[Data records for software interfaces]
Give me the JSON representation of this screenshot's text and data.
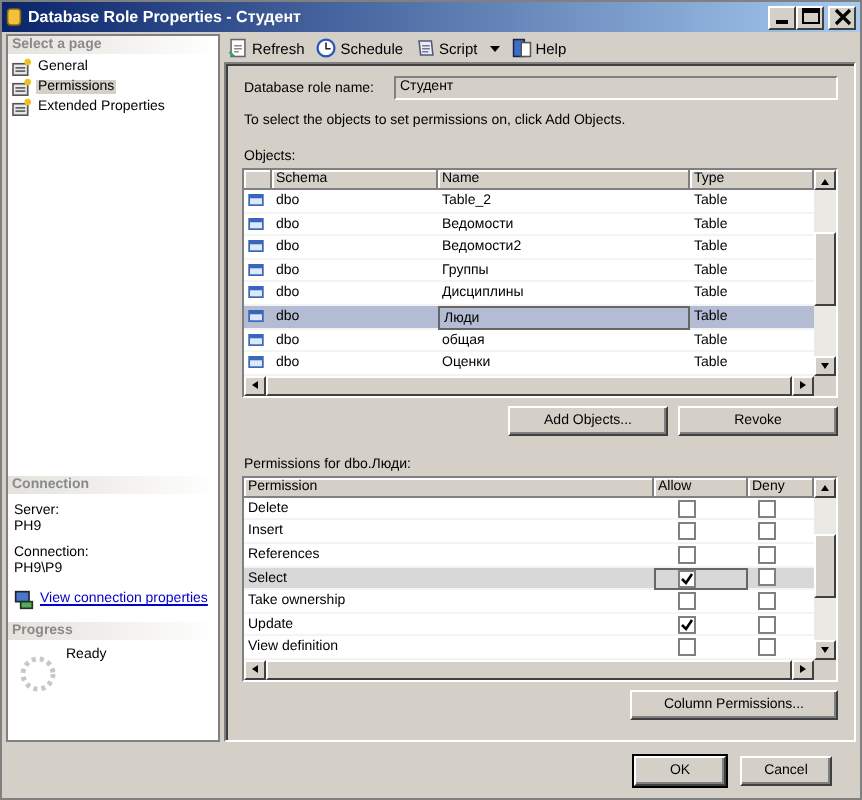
{
  "window": {
    "title": "Database Role Properties - Студент"
  },
  "sidebar": {
    "heading": "Select a page",
    "items": [
      {
        "label": "General",
        "selected": false
      },
      {
        "label": "Permissions",
        "selected": true
      },
      {
        "label": "Extended Properties",
        "selected": false
      }
    ],
    "connection": {
      "heading": "Connection",
      "server_label": "Server:",
      "server": "PH9",
      "connection_label": "Connection:",
      "connection": "PH9\\P9",
      "link": "View connection properties"
    },
    "progress": {
      "heading": "Progress",
      "status": "Ready"
    }
  },
  "toolbar": [
    {
      "label": "Refresh",
      "kind": "refresh",
      "has_menu": false
    },
    {
      "label": "Schedule",
      "kind": "schedule",
      "has_menu": false
    },
    {
      "label": "Script",
      "kind": "script",
      "has_menu": true
    },
    {
      "label": "Help",
      "kind": "help",
      "has_menu": false
    }
  ],
  "role_name": {
    "label": "Database role name:",
    "value": "Студент"
  },
  "instruction": "To select the objects to set permissions on, click Add Objects.",
  "objects": {
    "label": "Objects:",
    "columns": [
      "Schema",
      "Name",
      "Type"
    ],
    "rows": [
      {
        "schema": "dbo",
        "name": "Table_2",
        "type": "Table",
        "selected": false
      },
      {
        "schema": "dbo",
        "name": "Ведомости",
        "type": "Table",
        "selected": false
      },
      {
        "schema": "dbo",
        "name": "Ведомости2",
        "type": "Table",
        "selected": false
      },
      {
        "schema": "dbo",
        "name": "Группы",
        "type": "Table",
        "selected": false
      },
      {
        "schema": "dbo",
        "name": "Дисциплины",
        "type": "Table",
        "selected": false
      },
      {
        "schema": "dbo",
        "name": "Люди",
        "type": "Table",
        "selected": true
      },
      {
        "schema": "dbo",
        "name": "общая",
        "type": "Table",
        "selected": false
      },
      {
        "schema": "dbo",
        "name": "Оценки",
        "type": "Table",
        "selected": false
      }
    ],
    "buttons": [
      "Add Objects...",
      "Revoke"
    ]
  },
  "permissions": {
    "label": "Permissions for dbo.Люди:",
    "columns": [
      "Permission",
      "Allow",
      "Deny"
    ],
    "rows": [
      {
        "permission": "Delete",
        "allow": false,
        "deny": false,
        "selected": false
      },
      {
        "permission": "Insert",
        "allow": false,
        "deny": false,
        "selected": false
      },
      {
        "permission": "References",
        "allow": false,
        "deny": false,
        "selected": false
      },
      {
        "permission": "Select",
        "allow": true,
        "deny": false,
        "selected": true
      },
      {
        "permission": "Take ownership",
        "allow": false,
        "deny": false,
        "selected": false
      },
      {
        "permission": "Update",
        "allow": true,
        "deny": false,
        "selected": false
      },
      {
        "permission": "View definition",
        "allow": false,
        "deny": false,
        "selected": false
      }
    ],
    "button": "Column Permissions..."
  },
  "dialog_buttons": [
    "OK",
    "Cancel"
  ]
}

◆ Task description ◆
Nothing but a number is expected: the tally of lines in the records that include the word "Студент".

◆ Response for this exercise ◆
2